Really? Because that’s what we do in government every day. I remember a colleague of mine who had to fill out four different time sheets every month because his time was split across four separate programs and grants, each of which demanded full accountability for time, money and results. What the bank CEO said was impossible is actually business as usual in government. So rather than giving you advice on how you can help improve government, I thought we would take some time to gloat and perhaps reflect on what we do really well.

Here’s what government can teach businesses about their operations: (more…)

Profit Sharing in Government: Motivate Your Employees By Giving Them a Stake in Your Success. Just Don’t Try to Do it With Money

Tuesday, May 12th, 2009

helping-handsLast month I wrote an apparently controversial column called “Greed is Good.” (Thanks for all the “fan mail.”) In it, I tried to make the point that government does exist to make a profit; it’s just not measured in dollars.

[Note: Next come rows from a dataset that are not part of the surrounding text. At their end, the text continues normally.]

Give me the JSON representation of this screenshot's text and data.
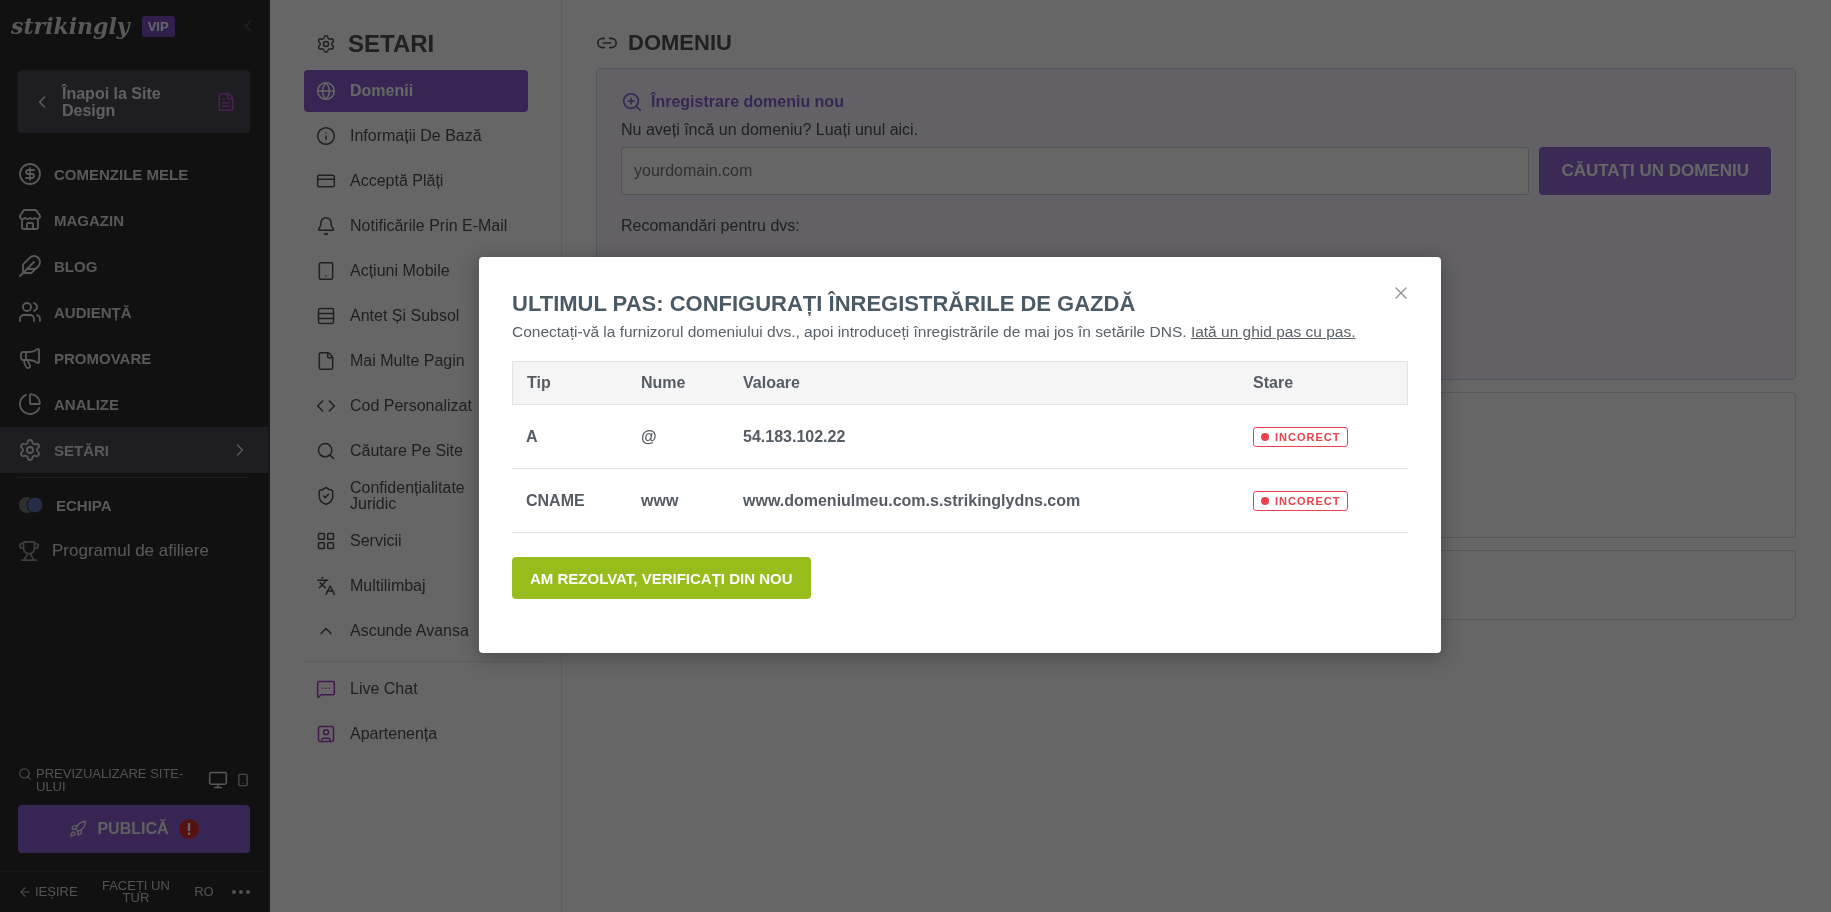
{
  "sidebar": {
    "logo": "strikingly",
    "badge": "VIP",
    "back_button": "Înapoi la Site Design",
    "items": [
      {
        "label": "COMENZILE MELE",
        "selected": false
      },
      {
        "label": "MAGAZIN",
        "selected": false
      },
      {
        "label": "BLOG",
        "selected": false
      },
      {
        "label": "AUDIENȚĂ",
        "selected": false
      },
      {
        "label": "PROMOVARE",
        "selected": false
      },
      {
        "label": "ANALIZE",
        "selected": false
      },
      {
        "label": "SETĂRI",
        "selected": true
      }
    ],
    "extra": [
      {
        "label": "ECHIPA",
        "kind": "team"
      },
      {
        "label": "Programul de afiliere",
        "kind": "affiliate"
      }
    ],
    "preview": "PREVIZUALIZARE SITE-ULUI",
    "publish": "PUBLICĂ",
    "exit": "IEȘIRE",
    "tour": "FACEȚI UN TUR",
    "language": "RO"
  },
  "settings": {
    "title": "SETARI",
    "items": [
      {
        "label": "Domenii",
        "selected": true
      },
      {
        "label": "Informații De Bază",
        "selected": false
      },
      {
        "label": "Acceptă Plăți",
        "selected": false
      },
      {
        "label": "Notificările Prin E-Mail",
        "selected": false
      },
      {
        "label": "Acțiuni Mobile",
        "selected": false
      },
      {
        "label": "Antet Și Subsol",
        "selected": false
      },
      {
        "label": "Mai Multe Pagin",
        "selected": false
      },
      {
        "label": "Cod Personalizat",
        "selected": false
      },
      {
        "label": "Căutare Pe Site",
        "selected": false
      },
      {
        "label": "Confidențialitate Juridic",
        "selected": false
      },
      {
        "label": "Servicii",
        "selected": false
      },
      {
        "label": "Multilimbaj",
        "selected": false
      },
      {
        "label": "Ascunde Avansa",
        "selected": false
      }
    ],
    "extra": [
      "Live Chat",
      "Apartenența"
    ]
  },
  "domain": {
    "title": "DOMENIU",
    "card": {
      "heading": "Înregistrare domeniu nou",
      "text": "Nu aveți încă un domeniu? Luați unul aici.",
      "placeholder": "yourdomain.com",
      "button": "CĂUTAȚI UN DOMENIU",
      "recommendations": "Recomandări pentru dvs:"
    }
  },
  "modal": {
    "title": "ULTIMUL PAS: CONFIGURAȚI ÎNREGISTRĂRILE DE GAZDĂ",
    "description": "Conectați-vă la furnizorul domeniului dvs., apoi introduceți înregistrările de mai jos în setările DNS.",
    "link": "Iată un ghid pas cu pas.",
    "columns": [
      "Tip",
      "Nume",
      "Valoare",
      "Stare"
    ],
    "rows": [
      {
        "type": "A",
        "name": "@",
        "value": "54.183.102.22",
        "status": "INCORECT",
        "color": "#e8414f"
      },
      {
        "type": "CNAME",
        "name": "www",
        "value": "www.domeniulmeu.com.s.strikinglydns.com",
        "status": "INCORECT",
        "color": "#e8414f"
      }
    ],
    "button": "AM REZOLVAT, VERIFICAȚI DIN NOU"
  }
}
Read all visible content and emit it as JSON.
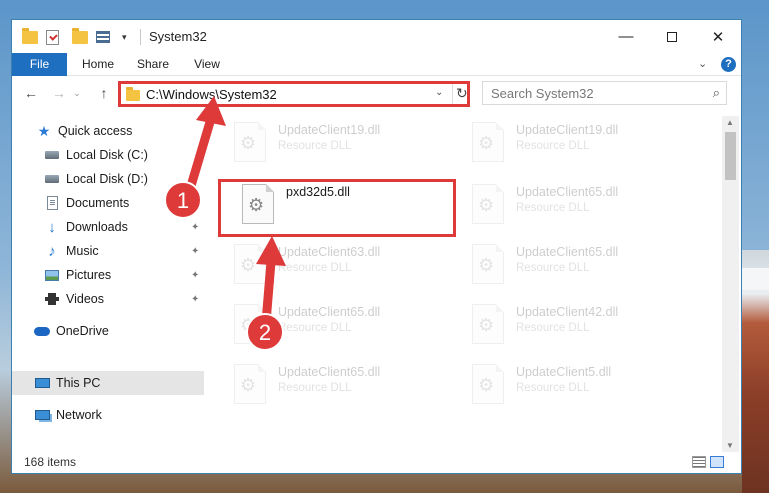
{
  "window": {
    "title": "System32",
    "quick_access_toolbar": [
      "folder-icon",
      "properties-icon",
      "new-folder-icon",
      "view-icon",
      "dropdown-icon"
    ],
    "controls": {
      "minimize": "—",
      "maximize": "",
      "close": "✕"
    }
  },
  "ribbon": {
    "tabs": [
      {
        "label": "File",
        "active": true
      },
      {
        "label": "Home"
      },
      {
        "label": "Share"
      },
      {
        "label": "View"
      }
    ],
    "expand_icon": "⌄",
    "help_label": "?"
  },
  "nav": {
    "back": "←",
    "forward": "→",
    "recent": "⌄",
    "up": "↑",
    "address": "C:\\Windows\\System32",
    "address_dropdown": "⌄",
    "refresh": "↻",
    "search_placeholder": "Search System32",
    "search_icon": "⌕"
  },
  "sidebar": {
    "items": [
      {
        "label": "Quick access",
        "icon": "star-icon",
        "pinned": false
      },
      {
        "label": "Local Disk (C:)",
        "icon": "disk-icon",
        "pinned": false
      },
      {
        "label": "Local Disk (D:)",
        "icon": "disk-icon",
        "pinned": false
      },
      {
        "label": "Documents",
        "icon": "document-icon",
        "pinned": true
      },
      {
        "label": "Downloads",
        "icon": "download-icon",
        "pinned": true
      },
      {
        "label": "Music",
        "icon": "music-icon",
        "pinned": true
      },
      {
        "label": "Pictures",
        "icon": "pictures-icon",
        "pinned": true
      },
      {
        "label": "Videos",
        "icon": "videos-icon",
        "pinned": true
      },
      {
        "label": "OneDrive",
        "icon": "onedrive-icon",
        "pinned": false
      },
      {
        "label": "This PC",
        "icon": "this-pc-icon",
        "pinned": false,
        "selected": true
      },
      {
        "label": "Network",
        "icon": "network-icon",
        "pinned": false
      }
    ],
    "pin_glyph": "📌"
  },
  "files": {
    "left": [
      {
        "name": "UpdateClient19.dll",
        "type": "Resource DLL",
        "faded": true
      },
      {
        "name": "pxd32d5.dll",
        "type": "",
        "faded": false
      },
      {
        "name": "UpdateClient63.dll",
        "type": "Resource DLL",
        "faded": true
      },
      {
        "name": "UpdateClient65.dll",
        "type": "Resource DLL",
        "faded": true
      },
      {
        "name": "UpdateClient65.dll",
        "type": "Resource DLL",
        "faded": true
      }
    ],
    "right": [
      {
        "name": "UpdateClient19.dll",
        "type": "Resource DLL",
        "faded": true
      },
      {
        "name": "UpdateClient65.dll",
        "type": "Resource DLL",
        "faded": true
      },
      {
        "name": "UpdateClient65.dll",
        "type": "Resource DLL",
        "faded": true
      },
      {
        "name": "UpdateClient42.dll",
        "type": "Resource DLL",
        "faded": true
      },
      {
        "name": "UpdateClient5.dll",
        "type": "Resource DLL",
        "faded": true
      }
    ]
  },
  "status": {
    "item_count": "168 items"
  },
  "annotations": {
    "step1": "1",
    "step2": "2",
    "color": "#de3a3a"
  }
}
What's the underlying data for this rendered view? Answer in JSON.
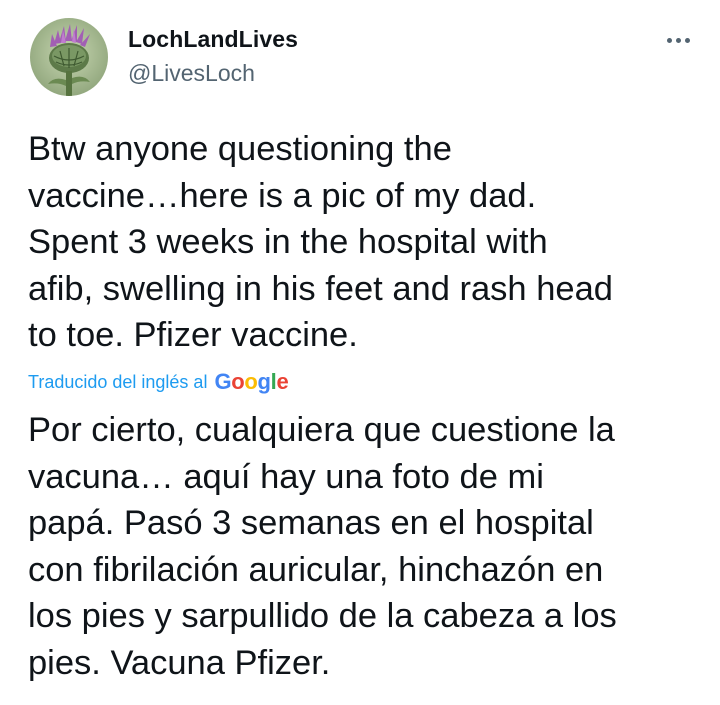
{
  "author": {
    "display_name": "LochLandLives",
    "handle": "@LivesLoch",
    "avatar_icon": "thistle-avatar-icon"
  },
  "more_icon": "more-horizontal-icon",
  "tweet": {
    "text": "Btw anyone questioning the\nvaccine…here is a pic of my dad.\nSpent 3 weeks in the hospital with\nafib, swelling in his feet and rash head\nto toe. Pfizer vaccine.",
    "translation_label": "Traducido del inglés al",
    "translation_provider": "Google",
    "translated_text": "Por cierto, cualquiera que cuestione la\nvacuna… aquí hay una foto de mi\npapá. Pasó 3 semanas en el hospital\ncon fibrilación auricular, hinchazón en\nlos pies y sarpullido de la cabeza a los\npies. Vacuna Pfizer."
  },
  "colors": {
    "text": "#0f1419",
    "secondary": "#536471",
    "link": "#1d9bf0"
  }
}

Profit is the outcome or result measure for the private sector. To say in government that we are not here to achieve a profit is akin to saying we are not here to achieve results. Try opening with that one at your next appropriations hearing.

For government, profit is measured in far more important things like quality of life, a clean environment, healthy kids and a vibrant economy. The point of my previous column was that we should be as focused on delivering these results to taxpayers as the private sector is on delivering profits to investors. Once we recognize we are here to achieve a “profit,” we’ll be better able to communicate our value to investors, develop innovative alternatives to achieve more profit — and finally, share our profits with employees.

How could we make profit-sharing work in government?

Let me start with how not to do it. The typical way we have interpreted profit-sharing in government is to give monetary rewards to employees. Borrowing ideas from the private sector, we have tried numerous ways to incentivize employees with money — a merit increase, a pay-for-performance-scheme, a “keep part of the savings” incentive, rewards for offering ideas. These programs have had limited success for a couple of key reasons. First, they are expensive and rarely survive a budget crisis. Second, they are built on some pretty strong assumptions: Namely, that you can motivate people, and that you can motivate them with money. (more…)